I know, I know, here I go about protein again, but it really is a topic worth talking about. In a previous post I shared with you the information from a study (video summary here) regarding optimal protein amounts and how getting at least 3 meals that contain 30 grams of protein (minimum of 90 grams of protein per day) is essential for protein synthesis. The creation of protein in our body funds the overwhelmingly large amount of protein based stuff within us from muscle cells to immune cells to hormones. Protein is essential to life and consuming enough protein in our diet is fundamental to optimal health.
Thus I have been looking at whey protein powder again. I have covered this topic on several occasions, here, here and here – yet I come back to it again having found some new and interesting things. Mostly what I have discovered are some new options in this arena that make using whey protein powder even healthier.
Why whey you may ask? I find in my fitness assessment and nutritional coaching sessions that people tend to have a very set pattern of eating. Although in some ways we crave variety, in other ways we are resolutely focused on being the same. For example, you might change what you have for dinner but you probably almost always eat the same thing for breakfast. Even if you change what you eat for a meal, you probably eat about the same amount. In my observation people tend to eat about the same amount of protein for a meal even when they change what they eat. In other words we change the item but the portion size of protein remains about the same.
This seems to be human nature which makes it very difficult for us to make radical changes. We want to do what we are used to doing. When I am helping to coach someone to a better daily nutrition much of the time I am looking for ways to increase protein without the person feeling like they are eating more than they want. This is where a whey protein drink can come in handy. These protein powders have very limited calories on their own, usually just around 120 calories per a 30 gram protein serving (the calorie amount goes up if we mix the protein powder with something other than water). That small amount of calories makes this easy to consume, in other words, our body will not feel overly full. Drinking a protein drink instead of or in addition to the regular beverage we might have with a meal is easy. There is also the option of having the protein drink after a meal as a snack. The point is, in most people’s busy and somewhat regimented eating life, a protein drink fits in and provides those needed protein grams easier than practically anything else.
Another bonus about whey protein is that it is very easily absorbed – more quickly passing from our stomach and being absorbed by our intestines than just about anything else. The biological value of whey protein is practically equal to egg which comes in with a 100% value, meaning that all of the protein available is absorbed. Compare this to something like a rice protein powder where only 55% of the available protein is absorbed and you can see the benefit.
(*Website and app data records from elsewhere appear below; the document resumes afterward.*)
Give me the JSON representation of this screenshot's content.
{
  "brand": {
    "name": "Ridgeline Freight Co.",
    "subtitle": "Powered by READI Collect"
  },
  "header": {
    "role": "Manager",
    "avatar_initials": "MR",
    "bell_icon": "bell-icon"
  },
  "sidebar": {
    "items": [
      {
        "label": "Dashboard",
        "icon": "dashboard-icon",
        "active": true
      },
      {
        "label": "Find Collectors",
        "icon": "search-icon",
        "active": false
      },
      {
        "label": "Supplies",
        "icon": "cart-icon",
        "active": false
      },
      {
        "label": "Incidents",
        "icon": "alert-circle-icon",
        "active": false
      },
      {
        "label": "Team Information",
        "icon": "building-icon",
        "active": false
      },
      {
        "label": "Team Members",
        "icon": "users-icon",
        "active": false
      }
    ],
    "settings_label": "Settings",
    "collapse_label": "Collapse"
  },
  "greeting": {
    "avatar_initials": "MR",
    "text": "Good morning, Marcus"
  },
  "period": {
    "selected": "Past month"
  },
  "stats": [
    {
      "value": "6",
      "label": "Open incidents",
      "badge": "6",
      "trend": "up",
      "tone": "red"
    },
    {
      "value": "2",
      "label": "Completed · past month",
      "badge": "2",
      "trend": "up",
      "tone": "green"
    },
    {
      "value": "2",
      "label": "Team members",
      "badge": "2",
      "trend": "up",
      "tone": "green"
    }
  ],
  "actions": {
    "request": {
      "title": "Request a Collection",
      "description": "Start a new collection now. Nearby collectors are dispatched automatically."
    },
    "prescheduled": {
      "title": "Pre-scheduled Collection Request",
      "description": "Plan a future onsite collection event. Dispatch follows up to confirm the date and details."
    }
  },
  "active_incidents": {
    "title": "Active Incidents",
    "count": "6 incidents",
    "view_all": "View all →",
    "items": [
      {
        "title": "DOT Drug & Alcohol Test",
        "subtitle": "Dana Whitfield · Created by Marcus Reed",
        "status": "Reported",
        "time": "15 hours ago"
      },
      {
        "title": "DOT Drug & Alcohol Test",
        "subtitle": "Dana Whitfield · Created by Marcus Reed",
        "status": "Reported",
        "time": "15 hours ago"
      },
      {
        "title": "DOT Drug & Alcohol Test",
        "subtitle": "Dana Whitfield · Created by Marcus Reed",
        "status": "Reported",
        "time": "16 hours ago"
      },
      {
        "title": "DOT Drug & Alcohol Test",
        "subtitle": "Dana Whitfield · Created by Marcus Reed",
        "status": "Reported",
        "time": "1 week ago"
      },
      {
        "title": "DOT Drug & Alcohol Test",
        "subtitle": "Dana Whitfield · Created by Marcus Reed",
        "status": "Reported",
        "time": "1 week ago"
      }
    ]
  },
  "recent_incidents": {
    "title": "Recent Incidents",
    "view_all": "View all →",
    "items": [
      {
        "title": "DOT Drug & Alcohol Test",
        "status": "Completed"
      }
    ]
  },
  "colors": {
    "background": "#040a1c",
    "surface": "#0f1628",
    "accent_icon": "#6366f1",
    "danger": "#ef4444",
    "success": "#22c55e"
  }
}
There is very little likelihood of someone having trouble with whey protein. Even those who are lactose intolerant can typically handle whey because it contains none of the milk sugar (lactose) of the milk. Now if someone has an allergy to milk, they are allergic to milk protein so obviously they should not use whey protein.